So, is the GMAT really hard?
The GMAT is not hard if you are prepared well. After all, the exam is designed for filtering out future managers. The basic concepts of problem solving, time management, stress management, and even fair-play, feature in this first step towards a career that extrapolates on these qualities.
Miracles happen only a couple of times in a century and there is no reason to believe that one will occur on the day of your exam.

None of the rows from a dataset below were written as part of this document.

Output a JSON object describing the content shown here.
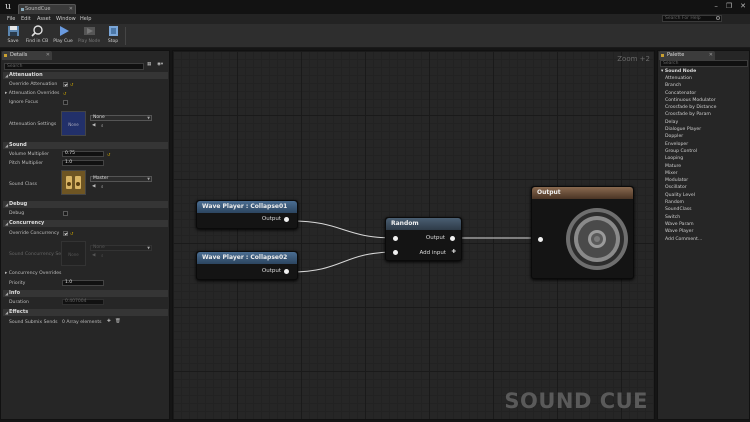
{
  "window": {
    "tab_label": "SoundCue",
    "controls": [
      "–",
      "❐",
      "✕"
    ]
  },
  "menu": [
    "File",
    "Edit",
    "Asset",
    "Window",
    "Help"
  ],
  "search_help": {
    "placeholder": "Search For Help"
  },
  "toolbar": {
    "buttons": [
      {
        "label": "Save",
        "icon": "save-icon",
        "enabled": true
      },
      {
        "label": "Find in CB",
        "icon": "find-in-content-browser-icon",
        "enabled": true
      },
      {
        "label": "Play Cue",
        "icon": "play-icon",
        "enabled": true
      },
      {
        "label": "Play Node",
        "icon": "play-node-icon",
        "enabled": false
      },
      {
        "label": "Stop",
        "icon": "stop-icon",
        "enabled": true
      }
    ]
  },
  "details": {
    "tab_label": "Details",
    "search_placeholder": "Search",
    "sections": {
      "attenuation": "Attenuation",
      "sound": "Sound",
      "debug": "Debug",
      "concurrency": "Concurrency",
      "info": "Info",
      "effects": "Effects"
    },
    "props": {
      "override_attenuation": "Override Attenuation",
      "attenuation_overrides": "Attenuation Overrides",
      "ignore_focus": "Ignore Focus",
      "attenuation_settings": "Attenuation Settings",
      "attenuation_asset": "None",
      "attenuation_thumb": "None",
      "volume_multiplier": "Volume Multiplier",
      "volume_value": "0.75",
      "pitch_multiplier": "Pitch Multiplier",
      "pitch_value": "1.0",
      "sound_class": "Sound Class",
      "sound_class_value": "Master",
      "debug": "Debug",
      "override_concurrency": "Override Concurrency",
      "sound_concurrency_settings": "Sound Concurrency Sett",
      "concurrency_asset": "None",
      "concurrency_thumb": "None",
      "concurrency_overrides": "Concurrency Overrides",
      "priority": "Priority",
      "priority_value": "1.0",
      "duration": "Duration",
      "duration_value": "0.407004",
      "sound_submix_sends": "Sound Submix Sends",
      "submix_value": "0 Array elements"
    }
  },
  "graph": {
    "zoom": "Zoom +2",
    "watermark": "SOUND CUE",
    "nodes": {
      "wave1": {
        "title": "Wave Player : Collapse01",
        "output": "Output"
      },
      "wave2": {
        "title": "Wave Player : Collapse02",
        "output": "Output"
      },
      "random": {
        "title": "Random",
        "output": "Output",
        "add_input": "Add input"
      },
      "output": {
        "title": "Output"
      }
    },
    "colors": {
      "wave_header": "#3d5a78",
      "random_header": "#3c4d5e",
      "output_header": "#6e5540"
    }
  },
  "palette": {
    "tab_label": "Palette",
    "search_placeholder": "Search",
    "category": "▾ Sound Node",
    "items": [
      "Attenuation",
      "Branch",
      "Concatenator",
      "Continuous Modulator",
      "Crossfade by Distance",
      "Crossfade by Param",
      "Delay",
      "Dialogue Player",
      "Doppler",
      "Enveloper",
      "Group Control",
      "Looping",
      "Mature",
      "Mixer",
      "Modulator",
      "Oscillator",
      "Quality Level",
      "Random",
      "SoundClass",
      "Switch",
      "Wave Param",
      "Wave Player",
      "Add Comment..."
    ]
  }
}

So, train yourself to handle the physical and mental exhaustion associated with GMAT.
Eat well, sleep well, and certainly pray that you get to experience life in the top percentile.
Some references for your GMAT body and mind workout!
- GMAT Test Preparation Plan
- GMAT AWA Sample Essays: Free online rating tool
- GMAT Quantitative Tips: Data Sufficiency questions
- GMAT Data Sufficiency questions: Systems of Equations
- GMAT Quantitative Section preparation: Math overview
- GMAT Math sample questions on Remainders
- How to handle GMAT questions on Combinations & Probability
- Sample GMAT questions: Probability + Combinations
- GMAT Preparation: How to master the art of guessing on GMAT Math
- 2-Month GMAT study plan for working professionals
- How to study for the GMAT effectively: Expert tutor shares tips
- Private GMAT tutors-Are they worth it?
- More on GMAT Preparation – Articles with sample questions and tips